## Dataset records
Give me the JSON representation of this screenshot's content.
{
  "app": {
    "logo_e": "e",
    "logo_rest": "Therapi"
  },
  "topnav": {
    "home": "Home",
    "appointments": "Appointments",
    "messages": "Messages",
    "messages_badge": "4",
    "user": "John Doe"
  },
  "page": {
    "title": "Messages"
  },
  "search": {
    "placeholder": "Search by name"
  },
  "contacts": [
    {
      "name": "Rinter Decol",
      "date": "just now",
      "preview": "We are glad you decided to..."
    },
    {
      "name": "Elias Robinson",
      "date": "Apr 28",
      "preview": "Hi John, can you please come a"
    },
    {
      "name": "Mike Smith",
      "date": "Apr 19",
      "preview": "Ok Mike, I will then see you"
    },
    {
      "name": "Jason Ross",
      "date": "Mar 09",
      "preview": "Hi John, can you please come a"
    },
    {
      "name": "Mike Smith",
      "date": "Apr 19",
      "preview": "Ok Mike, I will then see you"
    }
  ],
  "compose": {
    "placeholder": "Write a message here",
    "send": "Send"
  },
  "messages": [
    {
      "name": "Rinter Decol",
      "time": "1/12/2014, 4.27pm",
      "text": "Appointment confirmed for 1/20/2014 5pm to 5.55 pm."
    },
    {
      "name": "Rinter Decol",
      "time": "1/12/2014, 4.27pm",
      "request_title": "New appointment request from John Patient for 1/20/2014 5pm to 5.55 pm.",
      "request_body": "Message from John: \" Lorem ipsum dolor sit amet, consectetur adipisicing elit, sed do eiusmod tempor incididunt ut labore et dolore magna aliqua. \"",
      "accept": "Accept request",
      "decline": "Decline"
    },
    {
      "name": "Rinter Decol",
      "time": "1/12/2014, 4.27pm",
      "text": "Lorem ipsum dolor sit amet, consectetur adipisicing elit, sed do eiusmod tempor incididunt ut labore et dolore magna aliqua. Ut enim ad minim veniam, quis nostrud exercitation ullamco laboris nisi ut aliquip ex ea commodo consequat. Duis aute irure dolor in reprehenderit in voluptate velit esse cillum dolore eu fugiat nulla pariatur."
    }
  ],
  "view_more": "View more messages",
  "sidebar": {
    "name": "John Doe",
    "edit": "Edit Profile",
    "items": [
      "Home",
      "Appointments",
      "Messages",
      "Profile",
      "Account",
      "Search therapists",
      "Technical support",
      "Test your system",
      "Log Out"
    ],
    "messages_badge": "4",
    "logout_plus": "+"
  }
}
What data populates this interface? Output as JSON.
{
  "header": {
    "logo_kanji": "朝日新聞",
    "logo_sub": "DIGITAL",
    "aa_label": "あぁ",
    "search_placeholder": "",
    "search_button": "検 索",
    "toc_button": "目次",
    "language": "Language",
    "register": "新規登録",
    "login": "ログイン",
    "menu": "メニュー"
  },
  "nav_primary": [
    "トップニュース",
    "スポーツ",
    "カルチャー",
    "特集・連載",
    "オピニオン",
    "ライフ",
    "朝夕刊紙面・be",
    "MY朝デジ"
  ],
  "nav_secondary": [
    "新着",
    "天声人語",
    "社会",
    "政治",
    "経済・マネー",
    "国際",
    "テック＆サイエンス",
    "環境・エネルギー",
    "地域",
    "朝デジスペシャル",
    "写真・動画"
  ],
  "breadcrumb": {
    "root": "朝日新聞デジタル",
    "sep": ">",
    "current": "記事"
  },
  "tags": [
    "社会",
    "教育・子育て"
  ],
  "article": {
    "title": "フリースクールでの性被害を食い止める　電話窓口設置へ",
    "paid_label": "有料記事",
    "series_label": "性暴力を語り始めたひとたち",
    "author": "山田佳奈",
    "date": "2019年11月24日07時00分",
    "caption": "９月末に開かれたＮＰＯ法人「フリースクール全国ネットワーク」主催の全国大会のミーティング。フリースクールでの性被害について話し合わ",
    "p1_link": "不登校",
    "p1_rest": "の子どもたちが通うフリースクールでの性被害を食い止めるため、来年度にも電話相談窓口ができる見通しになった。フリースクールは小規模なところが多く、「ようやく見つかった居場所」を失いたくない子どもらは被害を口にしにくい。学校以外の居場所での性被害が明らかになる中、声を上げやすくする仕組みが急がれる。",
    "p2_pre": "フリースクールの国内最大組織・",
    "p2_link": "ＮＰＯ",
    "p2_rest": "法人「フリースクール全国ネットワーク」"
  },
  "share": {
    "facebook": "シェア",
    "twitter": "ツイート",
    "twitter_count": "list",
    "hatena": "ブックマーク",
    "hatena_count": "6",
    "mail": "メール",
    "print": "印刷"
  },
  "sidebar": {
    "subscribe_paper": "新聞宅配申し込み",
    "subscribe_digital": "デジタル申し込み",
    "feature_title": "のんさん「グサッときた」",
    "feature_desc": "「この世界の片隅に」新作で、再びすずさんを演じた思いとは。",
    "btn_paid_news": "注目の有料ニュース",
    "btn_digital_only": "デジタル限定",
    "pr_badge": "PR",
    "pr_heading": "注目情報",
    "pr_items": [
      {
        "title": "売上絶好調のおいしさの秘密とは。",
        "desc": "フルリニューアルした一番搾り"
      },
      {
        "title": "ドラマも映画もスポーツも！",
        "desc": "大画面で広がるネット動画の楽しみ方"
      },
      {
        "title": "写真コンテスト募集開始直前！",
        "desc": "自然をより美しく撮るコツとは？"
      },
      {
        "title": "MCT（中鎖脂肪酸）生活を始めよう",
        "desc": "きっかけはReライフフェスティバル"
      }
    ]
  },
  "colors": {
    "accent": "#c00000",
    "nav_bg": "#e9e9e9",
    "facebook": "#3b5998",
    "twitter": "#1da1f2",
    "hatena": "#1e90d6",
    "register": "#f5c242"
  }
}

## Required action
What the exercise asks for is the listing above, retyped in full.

## Final answer
Give me the JSON representation of this screenshot's content.
{
  "app": {
    "logo_e": "e",
    "logo_rest": "Therapi"
  },
  "topnav": {
    "home": "Home",
    "appointments": "Appointments",
    "messages": "Messages",
    "messages_badge": "4",
    "user": "John Doe"
  },
  "page": {
    "title": "Messages"
  },
  "search": {
    "placeholder": "Search by name"
  },
  "contacts": [
    {
      "name": "Rinter Decol",
      "date": "just now",
      "preview": "We are glad you decided to..."
    },
    {
      "name": "Elias Robinson",
      "date": "Apr 28",
      "preview": "Hi John, can you please come a"
    },
    {
      "name": "Mike Smith",
      "date": "Apr 19",
      "preview": "Ok Mike, I will then see you"
    },
    {
      "name": "Jason Ross",
      "date": "Mar 09",
      "preview": "Hi John, can you please come a"
    },
    {
      "name": "Mike Smith",
      "date": "Apr 19",
      "preview": "Ok Mike, I will then see you"
    }
  ],
  "compose": {
    "placeholder": "Write a message here",
    "send": "Send"
  },
  "messages": [
    {
      "name": "Rinter Decol",
      "time": "1/12/2014, 4.27pm",
      "text": "Appointment confirmed for 1/20/2014 5pm to 5.55 pm."
    },
    {
      "name": "Rinter Decol",
      "time": "1/12/2014, 4.27pm",
      "request_title": "New appointment request from John Patient for 1/20/2014 5pm to 5.55 pm.",
      "request_body": "Message from John: \" Lorem ipsum dolor sit amet, consectetur adipisicing elit, sed do eiusmod tempor incididunt ut labore et dolore magna aliqua. \"",
      "accept": "Accept request",
      "decline": "Decline"
    },
    {
      "name": "Rinter Decol",
      "time": "1/12/2014, 4.27pm",
      "text": "Lorem ipsum dolor sit amet, consectetur adipisicing elit, sed do eiusmod tempor incididunt ut labore et dolore magna aliqua. Ut enim ad minim veniam, quis nostrud exercitation ullamco laboris nisi ut aliquip ex ea commodo consequat. Duis aute irure dolor in reprehenderit in voluptate velit esse cillum dolore eu fugiat nulla pariatur."
    }
  ],
  "view_more": "View more messages",
  "sidebar": {
    "name": "John Doe",
    "edit": "Edit Profile",
    "items": [
      "Home",
      "Appointments",
      "Messages",
      "Profile",
      "Account",
      "Search therapists",
      "Technical support",
      "Test your system",
      "Log Out"
    ],
    "messages_badge": "4",
    "logout_plus": "+"
  }
}
What data populates this interface? Output as JSON.
{
  "header": {
    "logo_kanji": "朝日新聞",
    "logo_sub": "DIGITAL",
    "aa_label": "あぁ",
    "search_placeholder": "",
    "search_button": "検 索",
    "toc_button": "目次",
    "language": "Language",
    "register": "新規登録",
    "login": "ログイン",
    "menu": "メニュー"
  },
  "nav_primary": [
    "トップニュース",
    "スポーツ",
    "カルチャー",
    "特集・連載",
    "オピニオン",
    "ライフ",
    "朝夕刊紙面・be",
    "MY朝デジ"
  ],
  "nav_secondary": [
    "新着",
    "天声人語",
    "社会",
    "政治",
    "経済・マネー",
    "国際",
    "テック＆サイエンス",
    "環境・エネルギー",
    "地域",
    "朝デジスペシャル",
    "写真・動画"
  ],
  "breadcrumb": {
    "root": "朝日新聞デジタル",
    "sep": ">",
    "current": "記事"
  },
  "tags": [
    "社会",
    "教育・子育て"
  ],
  "article": {
    "title": "フリースクールでの性被害を食い止める　電話窓口設置へ",
    "paid_label": "有料記事",
    "series_label": "性暴力を語り始めたひとたち",
    "author": "山田佳奈",
    "date": "2019年11月24日07時00分",
    "caption": "９月末に開かれたＮＰＯ法人「フリースクール全国ネットワーク」主催の全国大会のミーティング。フリースクールでの性被害について話し合わ",
    "p1_link": "不登校",
    "p1_rest": "の子どもたちが通うフリースクールでの性被害を食い止めるため、来年度にも電話相談窓口ができる見通しになった。フリースクールは小規模なところが多く、「ようやく見つかった居場所」を失いたくない子どもらは被害を口にしにくい。学校以外の居場所での性被害が明らかになる中、声を上げやすくする仕組みが急がれる。",
    "p2_pre": "フリースクールの国内最大組織・",
    "p2_link": "ＮＰＯ",
    "p2_rest": "法人「フリースクール全国ネットワーク」"
  },
  "share": {
    "facebook": "シェア",
    "twitter": "ツイート",
    "twitter_count": "list",
    "hatena": "ブックマーク",
    "hatena_count": "6",
    "mail": "メール",
    "print": "印刷"
  },
  "sidebar": {
    "subscribe_paper": "新聞宅配申し込み",
    "subscribe_digital": "デジタル申し込み",
    "feature_title": "のんさん「グサッときた」",
    "feature_desc": "「この世界の片隅に」新作で、再びすずさんを演じた思いとは。",
    "btn_paid_news": "注目の有料ニュース",
    "btn_digital_only": "デジタル限定",
    "pr_badge": "PR",
    "pr_heading": "注目情報",
    "pr_items": [
      {
        "title": "売上絶好調のおいしさの秘密とは。",
        "desc": "フルリニューアルした一番搾り"
      },
      {
        "title": "ドラマも映画もスポーツも！",
        "desc": "大画面で広がるネット動画の楽しみ方"
      },
      {
        "title": "写真コンテスト募集開始直前！",
        "desc": "自然をより美しく撮るコツとは？"
      },
      {
        "title": "MCT（中鎖脂肪酸）生活を始めよう",
        "desc": "きっかけはReライフフェスティバル"
      }
    ]
  },
  "colors": {
    "accent": "#c00000",
    "nav_bg": "#e9e9e9",
    "facebook": "#3b5998",
    "twitter": "#1da1f2",
    "hatena": "#1e90d6",
    "register": "#f5c242"
  }
}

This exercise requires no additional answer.